(EXERCISE DESCRIPTION) Copy out the data below as written; omit any images.
########
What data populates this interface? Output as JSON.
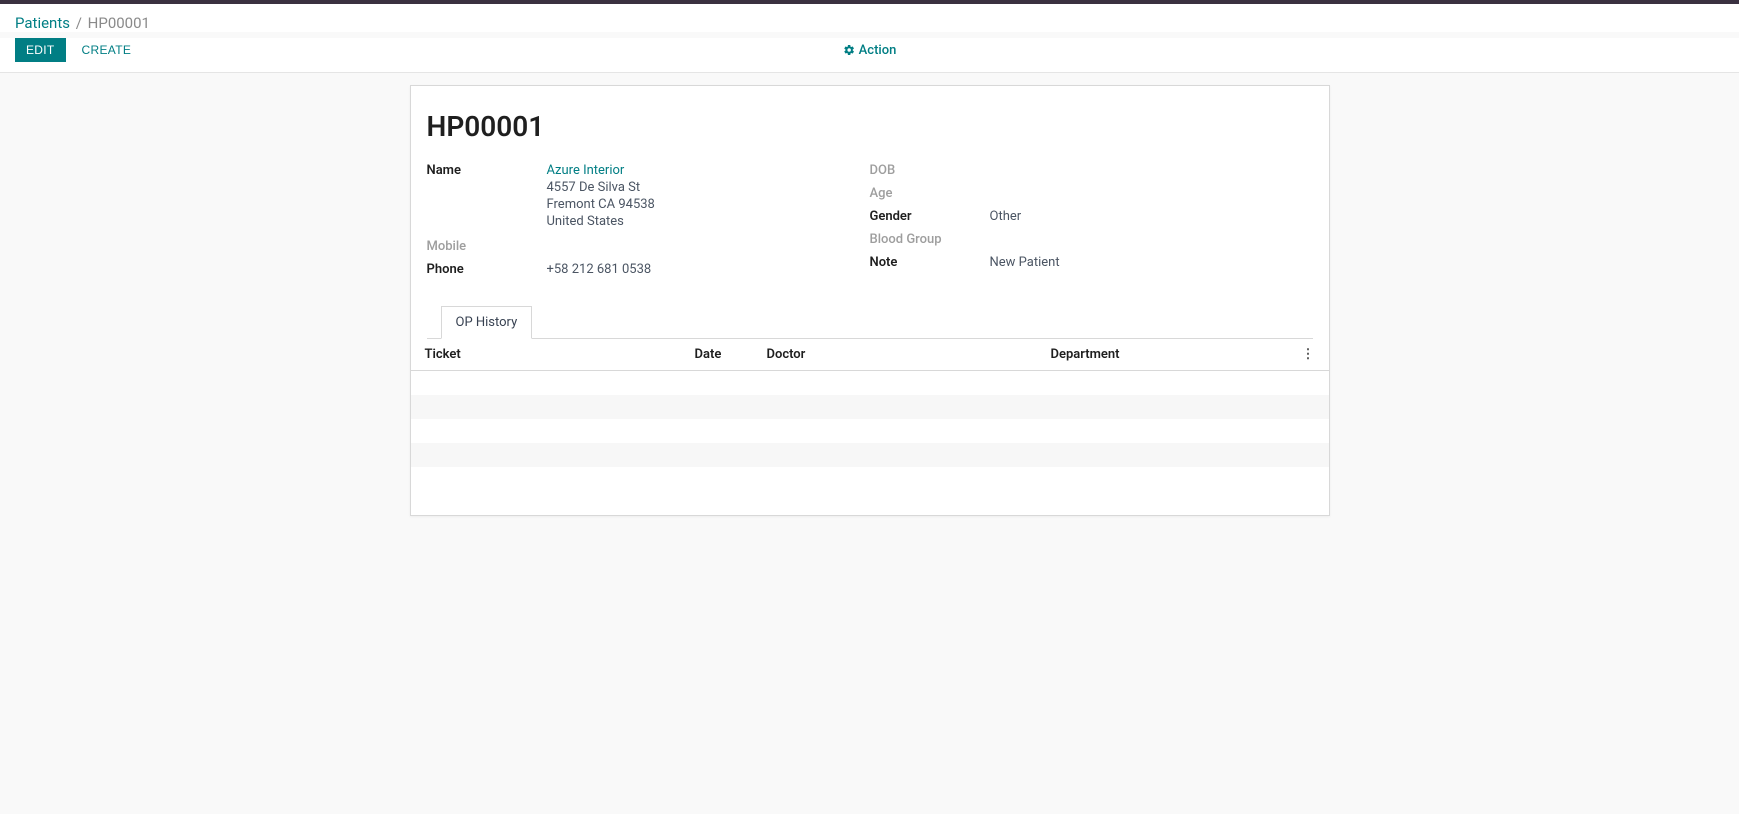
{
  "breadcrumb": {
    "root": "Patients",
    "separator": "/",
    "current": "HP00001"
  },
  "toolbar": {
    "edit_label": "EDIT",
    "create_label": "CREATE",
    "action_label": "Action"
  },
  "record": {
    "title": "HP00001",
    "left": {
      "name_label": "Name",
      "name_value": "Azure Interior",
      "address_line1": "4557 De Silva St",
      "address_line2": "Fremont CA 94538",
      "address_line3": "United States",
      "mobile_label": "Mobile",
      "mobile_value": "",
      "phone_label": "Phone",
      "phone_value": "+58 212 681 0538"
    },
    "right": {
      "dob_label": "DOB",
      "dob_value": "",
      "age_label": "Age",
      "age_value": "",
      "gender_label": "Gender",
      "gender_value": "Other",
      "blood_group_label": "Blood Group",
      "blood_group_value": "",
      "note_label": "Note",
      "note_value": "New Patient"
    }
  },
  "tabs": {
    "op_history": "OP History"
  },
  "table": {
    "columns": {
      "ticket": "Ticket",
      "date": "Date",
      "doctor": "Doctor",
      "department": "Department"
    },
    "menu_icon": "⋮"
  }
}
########
(REPLY)
What data populates this interface? Output as JSON.
{
  "breadcrumb": {
    "root": "Patients",
    "separator": "/",
    "current": "HP00001"
  },
  "toolbar": {
    "edit_label": "EDIT",
    "create_label": "CREATE",
    "action_label": "Action"
  },
  "record": {
    "title": "HP00001",
    "left": {
      "name_label": "Name",
      "name_value": "Azure Interior",
      "address_line1": "4557 De Silva St",
      "address_line2": "Fremont CA 94538",
      "address_line3": "United States",
      "mobile_label": "Mobile",
      "mobile_value": "",
      "phone_label": "Phone",
      "phone_value": "+58 212 681 0538"
    },
    "right": {
      "dob_label": "DOB",
      "dob_value": "",
      "age_label": "Age",
      "age_value": "",
      "gender_label": "Gender",
      "gender_value": "Other",
      "blood_group_label": "Blood Group",
      "blood_group_value": "",
      "note_label": "Note",
      "note_value": "New Patient"
    }
  },
  "tabs": {
    "op_history": "OP History"
  },
  "table": {
    "columns": {
      "ticket": "Ticket",
      "date": "Date",
      "doctor": "Doctor",
      "department": "Department"
    },
    "menu_icon": "⋮"
  }
}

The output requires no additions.